New research suggests that employees with a diverse Twitter network — one that exposes them to people and ideas they don’t already know — tend to generate better ideas.
Social networks provide a powerful approach for health behavior change. This article documents how social network interventions have been successfully utilized for a range of health behaviors including HIV risk practices, smoking, exercise, dieting, family planning, bullying, and mental health. We review the literature that suggests relationship between health behaviors and social network attributes demonstrate a high degree of specificity. The article then examines hypothesized social influence mechanisms including social norms, modeling, and social rewards and the factors of social identity and social rewards that can be employed to sustain social network interventions. Areas of future research avenues are highlighted, including the need to examine and analytically adjust for contamination and social diffusion, social influence versus differential affiliation, and network change.

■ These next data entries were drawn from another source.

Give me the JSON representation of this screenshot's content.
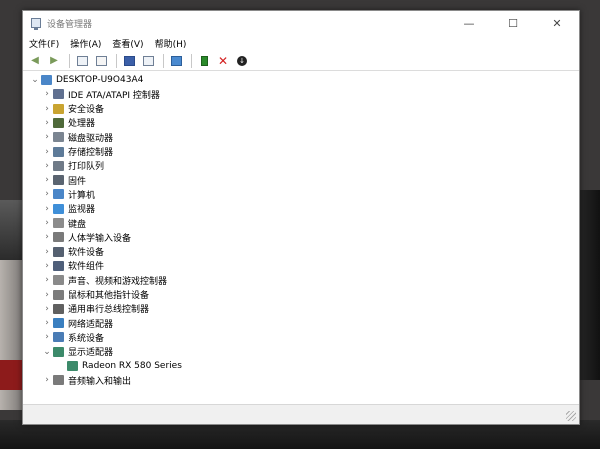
{
  "window": {
    "title": "设备管理器"
  },
  "menu": [
    "文件(F)",
    "操作(A)",
    "查看(V)",
    "帮助(H)"
  ],
  "toolbar_icons": [
    "back-arrow-icon",
    "forward-arrow-icon",
    "properties-icon",
    "list-view-icon",
    "help-icon",
    "resources-icon",
    "monitor-icon",
    "update-driver-icon",
    "uninstall-x-icon",
    "download-icon"
  ],
  "colors": {
    "uninstall": "#d42020",
    "update": "#2a8a2a"
  },
  "tree": {
    "root": "DESKTOP-U9O43A4",
    "items": [
      {
        "label": "IDE ATA/ATAPI 控制器",
        "icon": "#607090"
      },
      {
        "label": "安全设备",
        "icon": "#c9a431"
      },
      {
        "label": "处理器",
        "icon": "#4f6a3a"
      },
      {
        "label": "磁盘驱动器",
        "icon": "#7b8591"
      },
      {
        "label": "存储控制器",
        "icon": "#5e7b99"
      },
      {
        "label": "打印队列",
        "icon": "#6f7a87"
      },
      {
        "label": "固件",
        "icon": "#5a6470"
      },
      {
        "label": "计算机",
        "icon": "#4a86c8"
      },
      {
        "label": "监视器",
        "icon": "#3f8fd8"
      },
      {
        "label": "键盘",
        "icon": "#8c8c8c"
      },
      {
        "label": "人体学输入设备",
        "icon": "#7a7a7a"
      },
      {
        "label": "软件设备",
        "icon": "#556070"
      },
      {
        "label": "软件组件",
        "icon": "#4f5f7a"
      },
      {
        "label": "声音、视频和游戏控制器",
        "icon": "#8a8a8a"
      },
      {
        "label": "鼠标和其他指针设备",
        "icon": "#7c7c7c"
      },
      {
        "label": "通用串行总线控制器",
        "icon": "#606060"
      },
      {
        "label": "网络适配器",
        "icon": "#3a7fc0"
      },
      {
        "label": "系统设备",
        "icon": "#4a7cb5"
      },
      {
        "label": "显示适配器",
        "icon": "#3c8a6a",
        "expanded": true
      },
      {
        "label": "Radeon RX 580 Series",
        "icon": "#3c8a6a",
        "child": true
      },
      {
        "label": "音频输入和输出",
        "icon": "#7a7a7a"
      }
    ]
  }
}
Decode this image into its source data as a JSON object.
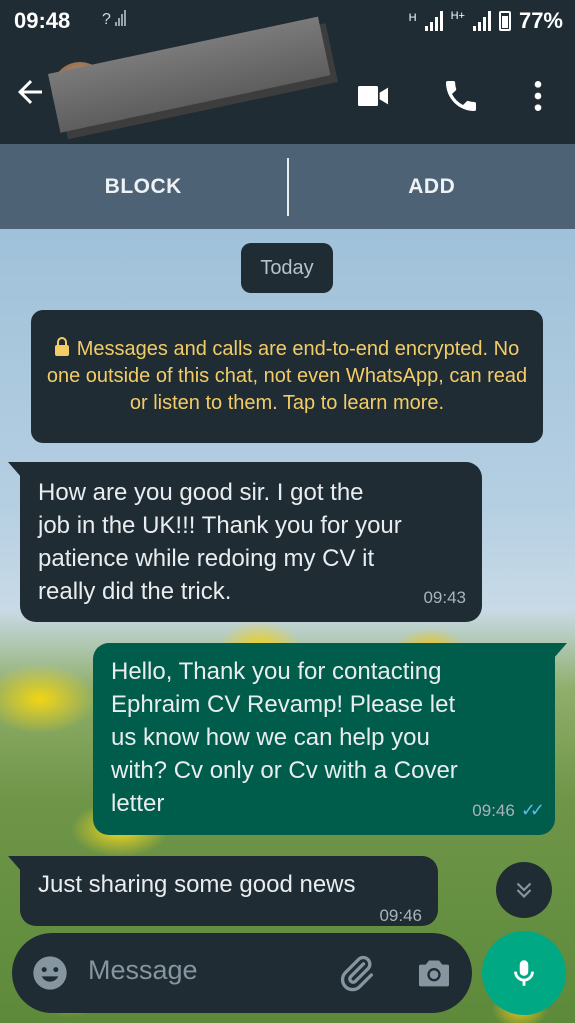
{
  "status_bar": {
    "time": "09:48",
    "signal_text": "?",
    "network_h": "H",
    "network_hplus": "H+",
    "battery": "77%"
  },
  "app_bar": {
    "back_icon": "arrow-left-icon",
    "video_icon": "video-call-icon",
    "call_icon": "phone-icon",
    "more_icon": "more-vert-icon"
  },
  "actions": {
    "block_label": "BLOCK",
    "add_label": "ADD"
  },
  "chat": {
    "date_chip": "Today",
    "encryption_notice": "Messages and calls are end-to-end encrypted. No one outside of this chat, not even WhatsApp, can read or listen to them. Tap to learn more.",
    "messages": [
      {
        "direction": "incoming",
        "text": "How are you good sir. I got the\njob in the UK!!! Thank you for your\npatience while redoing my CV it\nreally did the trick.",
        "time": "09:43"
      },
      {
        "direction": "outgoing",
        "text": "Hello, Thank you for contacting\nEphraim CV Revamp! Please let\nus know how we can help you\nwith? Cv only or Cv with a Cover\nletter",
        "time": "09:46",
        "status": "read"
      },
      {
        "direction": "incoming",
        "text": "Just sharing some good news",
        "time": "09:46"
      }
    ]
  },
  "composer": {
    "placeholder": "Message",
    "emoji_icon": "emoji-icon",
    "attach_icon": "paperclip-icon",
    "camera_icon": "camera-icon",
    "mic_icon": "microphone-icon"
  },
  "colors": {
    "header": "#1f2c34",
    "action_bar": "#4e6276",
    "outgoing_bubble": "#005c4b",
    "incoming_bubble": "#1f2c34",
    "notice_text": "#f3cc66",
    "mic_button": "#00a884",
    "read_ticks": "#53bdeb"
  }
}
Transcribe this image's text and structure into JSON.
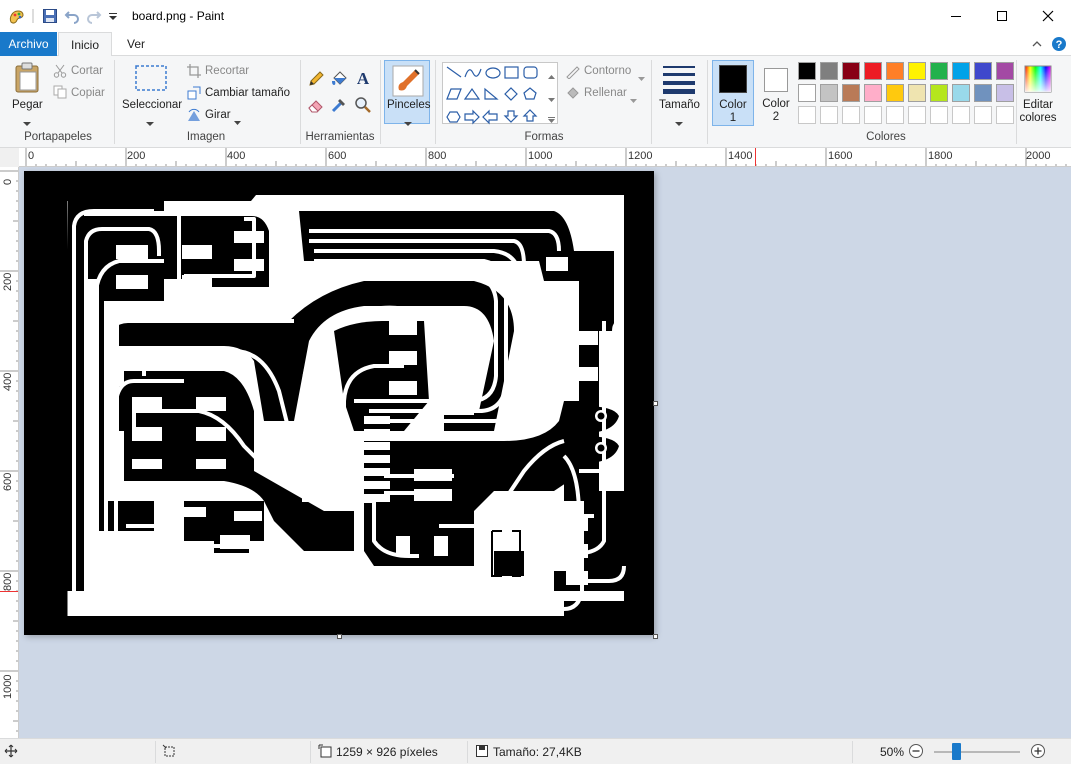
{
  "window": {
    "title": "board.png - Paint"
  },
  "tabs": [
    {
      "label": "Archivo"
    },
    {
      "label": "Inicio"
    },
    {
      "label": "Ver"
    }
  ],
  "ribbon": {
    "portapapeles": {
      "label": "Portapapeles",
      "pegar": "Pegar",
      "cortar": "Cortar",
      "copiar": "Copiar"
    },
    "imagen": {
      "label": "Imagen",
      "seleccionar": "Seleccionar",
      "recortar": "Recortar",
      "cambiar_tamano": "Cambiar tamaño",
      "girar": "Girar"
    },
    "herramientas": {
      "label": "Herramientas"
    },
    "pinceles": "Pinceles",
    "formas": {
      "label": "Formas",
      "contorno": "Contorno",
      "rellenar": "Rellenar"
    },
    "tamano": "Tamaño",
    "color1": {
      "label": "Color",
      "num": "1",
      "color": "#000000"
    },
    "color2": {
      "label": "Color",
      "num": "2",
      "color": "#ffffff"
    },
    "colores": {
      "label": "Colores",
      "editar": "Editar",
      "editar2": "colores",
      "row1": [
        "#000000",
        "#7f7f7f",
        "#880015",
        "#ed1c24",
        "#ff7f27",
        "#fff200",
        "#22b14c",
        "#00a2e8",
        "#3f48cc",
        "#a349a4"
      ],
      "row2": [
        "#ffffff",
        "#c3c3c3",
        "#b97a57",
        "#ffaec9",
        "#ffc90e",
        "#efe4b0",
        "#b5e61d",
        "#99d9ea",
        "#7092be",
        "#c8bfe7"
      ]
    }
  },
  "ruler": {
    "top": [
      "0",
      "200",
      "400",
      "600",
      "800",
      "1000",
      "1200",
      "1400",
      "1600",
      "1800",
      "2000"
    ],
    "left": [
      "0",
      "200",
      "400",
      "600",
      "800",
      "1000"
    ]
  },
  "status": {
    "dimensions": "1259 × 926 píxeles",
    "size": "Tamaño: 27,4KB",
    "zoom": "50%"
  }
}
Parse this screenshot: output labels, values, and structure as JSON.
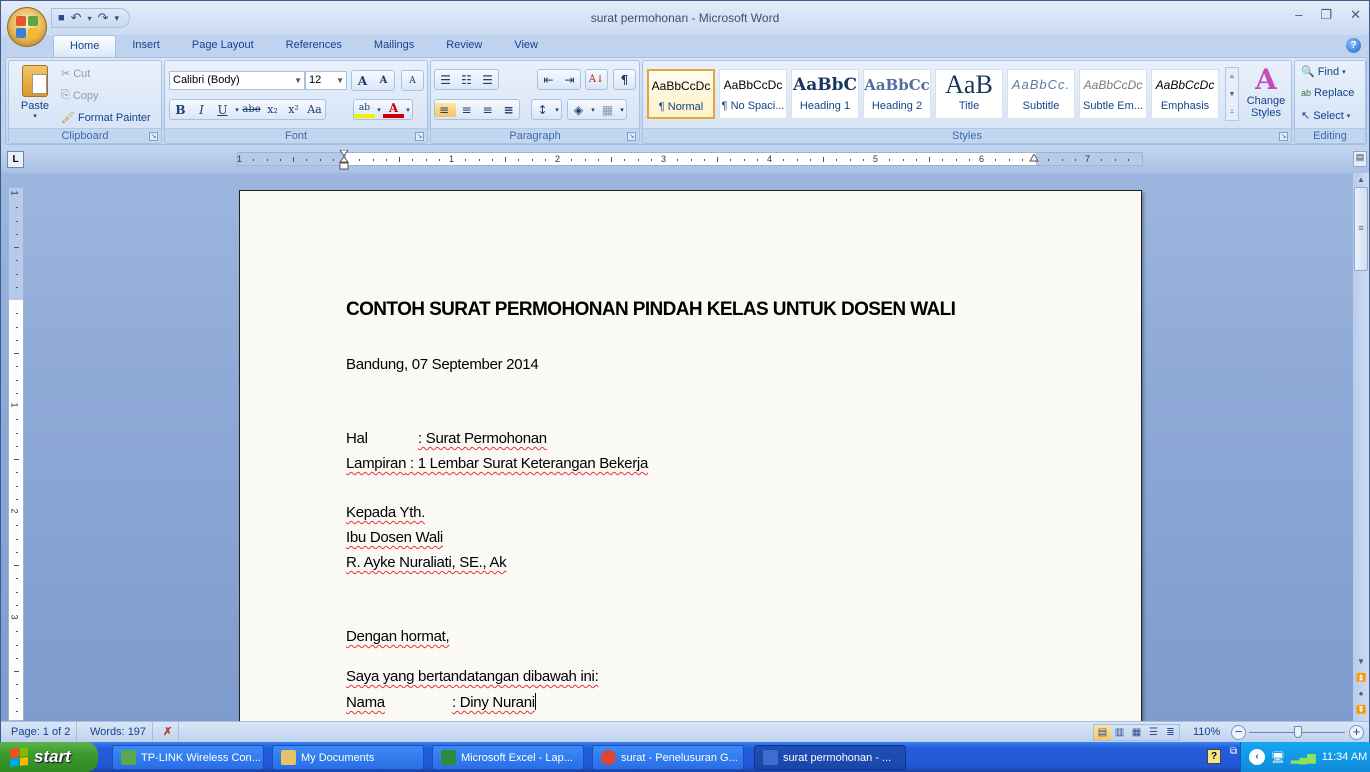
{
  "window": {
    "title": "surat permohonan - Microsoft Word",
    "controls": {
      "minimize": "–",
      "restore": "❐",
      "close": "✕"
    }
  },
  "quick_access": {
    "save": "💾",
    "undo": "↶",
    "redo": "↷",
    "customize": "▾"
  },
  "tabs": [
    {
      "label": "Home",
      "active": true
    },
    {
      "label": "Insert"
    },
    {
      "label": "Page Layout"
    },
    {
      "label": "References"
    },
    {
      "label": "Mailings"
    },
    {
      "label": "Review"
    },
    {
      "label": "View"
    }
  ],
  "help_icon": "?",
  "ribbon": {
    "clipboard": {
      "label": "Clipboard",
      "paste": "Paste",
      "cut": "Cut",
      "copy": "Copy",
      "format_painter": "Format Painter"
    },
    "font": {
      "label": "Font",
      "font_name": "Calibri (Body)",
      "font_size": "12",
      "grow": "A",
      "shrink": "A",
      "clear": "A",
      "bold": "B",
      "italic": "I",
      "underline": "U",
      "strike": "abe",
      "subscript": "x₂",
      "superscript": "x²",
      "change_case": "Aa",
      "highlight": "ab",
      "font_color": "A",
      "highlight_color": "#f5f000",
      "font_color_value": "#d40000"
    },
    "paragraph": {
      "label": "Paragraph",
      "bullets": "☰",
      "numbering": "☷",
      "multilevel": "☰",
      "decrease_indent": "⇤",
      "increase_indent": "⇥",
      "sort": "A↓",
      "show_marks": "¶",
      "align_left": "≡",
      "center": "≡",
      "align_right": "≡",
      "justify": "≡",
      "line_spacing": "↕",
      "shading": "◈",
      "borders": "▦"
    },
    "styles": {
      "label": "Styles",
      "items": [
        {
          "preview": "AaBbCcDc",
          "name": "¶ Normal",
          "selected": true
        },
        {
          "preview": "AaBbCcDc",
          "name": "¶ No Spaci..."
        },
        {
          "preview": "AaBbC",
          "name": "Heading 1"
        },
        {
          "preview": "AaBbCc",
          "name": "Heading 2"
        },
        {
          "preview": "AaB",
          "name": "Title"
        },
        {
          "preview": "AaBbCc.",
          "name": "Subtitle"
        },
        {
          "preview": "AaBbCcDc",
          "name": "Subtle Em..."
        },
        {
          "preview": "AaBbCcDc",
          "name": "Emphasis"
        }
      ],
      "change_styles": "Change Styles"
    },
    "editing": {
      "label": "Editing",
      "find": "Find",
      "replace": "Replace",
      "select": "Select"
    }
  },
  "ruler": {
    "tab_selector": "L",
    "h_labels": [
      "1",
      "1",
      "2",
      "3",
      "4",
      "5",
      "6",
      "7"
    ],
    "v_labels": [
      "1",
      "1",
      "2",
      "3"
    ]
  },
  "document": {
    "lines": [
      {
        "text": "CONTOH SURAT PERMOHONAN PINDAH KELAS UNTUK DOSEN WALI",
        "style": "heading"
      },
      {
        "text": "Bandung, 07 September 2014"
      },
      {
        "label": "Hal",
        "value": ": Surat Permohonan"
      },
      {
        "label": "Lampiran",
        "value": " : 1 Lembar Surat Keterangan Bekerja"
      },
      {
        "text": "Kepada Yth."
      },
      {
        "text": "Ibu Dosen Wali"
      },
      {
        "text": "R. Ayke Nuraliati, SE., Ak"
      },
      {
        "text": "Dengan hormat,"
      },
      {
        "text": "Saya yang bertandatangan dibawah ini:"
      },
      {
        "label": "Nama",
        "value": ": Diny Nurani"
      }
    ]
  },
  "statusbar": {
    "page": "Page: 1 of 2",
    "words": "Words: 197",
    "proofing_icon": "✗",
    "zoom": "110%",
    "zoom_out": "−",
    "zoom_in": "+",
    "zoom_level_percent": 110
  },
  "taskbar": {
    "start": "start",
    "tasks": [
      {
        "label": "TP-LINK Wireless Con...",
        "icon_color": "#5aa84a"
      },
      {
        "label": "My Documents",
        "icon_color": "#e6c36a"
      },
      {
        "label": "Microsoft Excel - Lap...",
        "icon_color": "#2e8b3c"
      },
      {
        "label": "surat - Penelusuran G...",
        "icon_color": "#e0462e"
      },
      {
        "label": "surat permohonan - ...",
        "icon_color": "#3a6fd0",
        "active": true
      }
    ],
    "clock": "11:34 AM"
  }
}
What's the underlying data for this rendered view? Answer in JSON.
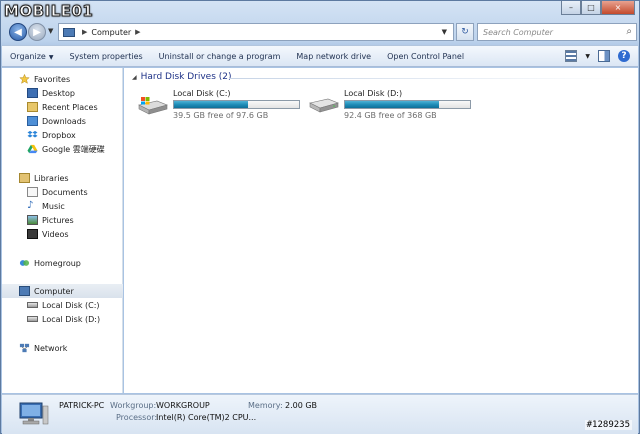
{
  "watermark": {
    "logo": "MOBILE01",
    "image_number": "#1289235"
  },
  "window": {
    "caption": {
      "minimize": "–",
      "maximize": "□",
      "close": "×"
    }
  },
  "nav": {
    "breadcrumb": {
      "root_arrow": "▶",
      "item": "Computer",
      "trail_arrow": "▶"
    },
    "search_placeholder": "Search Computer"
  },
  "toolbar": {
    "items": [
      "Organize",
      "System properties",
      "Uninstall or change a program",
      "Map network drive",
      "Open Control Panel"
    ],
    "organize_arrow": "▼",
    "icons": [
      "views-icon",
      "preview-pane-icon",
      "help-icon"
    ]
  },
  "sidebar": {
    "favorites_header": "Favorites",
    "favorites": [
      "Desktop",
      "Recent Places",
      "Downloads",
      "Dropbox",
      "Google 雲端硬碟"
    ],
    "libraries_header": "Libraries",
    "libraries": [
      "Documents",
      "Music",
      "Pictures",
      "Videos"
    ],
    "homegroup": "Homegroup",
    "computer_header": "Computer",
    "computer": [
      "Local Disk (C:)",
      "Local Disk (D:)"
    ],
    "network": "Network"
  },
  "content": {
    "group_title": "Hard Disk Drives (2)",
    "drives": [
      {
        "name": "Local Disk (C:)",
        "free_text": "39.5 GB free of 97.6 GB",
        "used_fraction": 0.595,
        "icon": "system-drive-icon"
      },
      {
        "name": "Local Disk (D:)",
        "free_text": "92.4 GB free of 368 GB",
        "used_fraction": 0.749,
        "icon": "hard-drive-icon"
      }
    ],
    "bar_color": "#1f8db8"
  },
  "details": {
    "computer_name": "PATRICK-PC",
    "workgroup_label": "Workgroup:",
    "workgroup_value": "WORKGROUP",
    "memory_label": "Memory:",
    "memory_value": "2.00 GB",
    "processor_label": "Processor:",
    "processor_value": "Intel(R) Core(TM)2 CPU..."
  }
}
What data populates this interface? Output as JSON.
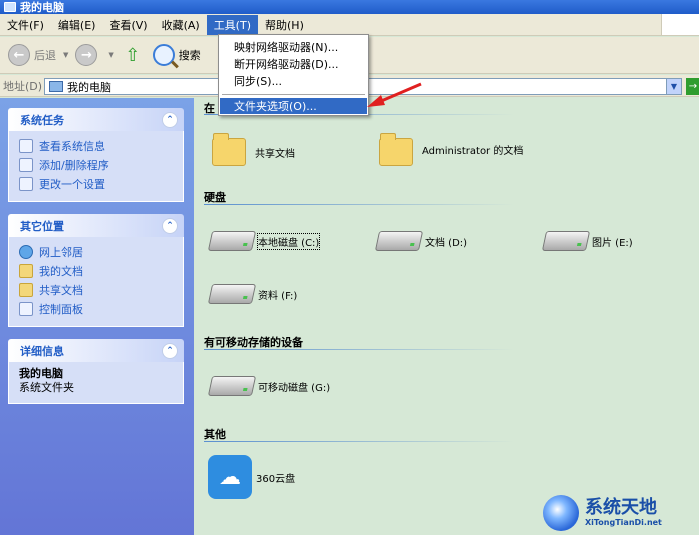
{
  "window": {
    "title": "我的电脑"
  },
  "menu": [
    "文件(F)",
    "编辑(E)",
    "查看(V)",
    "收藏(A)",
    "工具(T)",
    "帮助(H)"
  ],
  "toolbar": {
    "back_label": "后退",
    "search_label": "搜索"
  },
  "address": {
    "label": "地址(D)",
    "value": "我的电脑"
  },
  "tools_menu": {
    "items": [
      "映射网络驱动器(N)...",
      "断开网络驱动器(D)...",
      "同步(S)...",
      "文件夹选项(O)..."
    ],
    "highlighted_index": 3
  },
  "left_panes": {
    "system_tasks": {
      "title": "系统任务",
      "links": [
        "查看系统信息",
        "添加/删除程序",
        "更改一个设置"
      ]
    },
    "other_places": {
      "title": "其它位置",
      "links": [
        "网上邻居",
        "我的文档",
        "共享文档",
        "控制面板"
      ]
    },
    "details": {
      "title": "详细信息",
      "name": "我的电脑",
      "description": "系统文件夹"
    }
  },
  "content": {
    "files_section_heading_partial": "在",
    "folders": [
      "共享文档",
      "Administrator 的文档"
    ],
    "hard_disk_heading": "硬盘",
    "drives": [
      "本地磁盘 (C:)",
      "文档 (D:)",
      "图片 (E:)",
      "资料 (F:)"
    ],
    "removable_heading": "有可移动存储的设备",
    "removable": [
      "可移动磁盘 (G:)"
    ],
    "other_heading": "其他",
    "other_items": [
      "360云盘"
    ]
  },
  "watermark": {
    "title": "系统天地",
    "subtitle": "XiTongTianDi.net"
  },
  "colors": {
    "selection": "#316ac5",
    "arrow": "#e02020",
    "task_link": "#215dc6"
  }
}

Use and integration of mhealth and face-to-face networks for promoting health behavior change are also critical research areas.
resources for mapping, assessing and weaving networks
For review, “dark testing” is A/B testing on Facebook conducted by 1) building multiple variations of a single post by adjusting the message, thumbnail, image, etc., 2) serving these variations to different, similar audiences, and 3) measuring performance and designating a “winner.”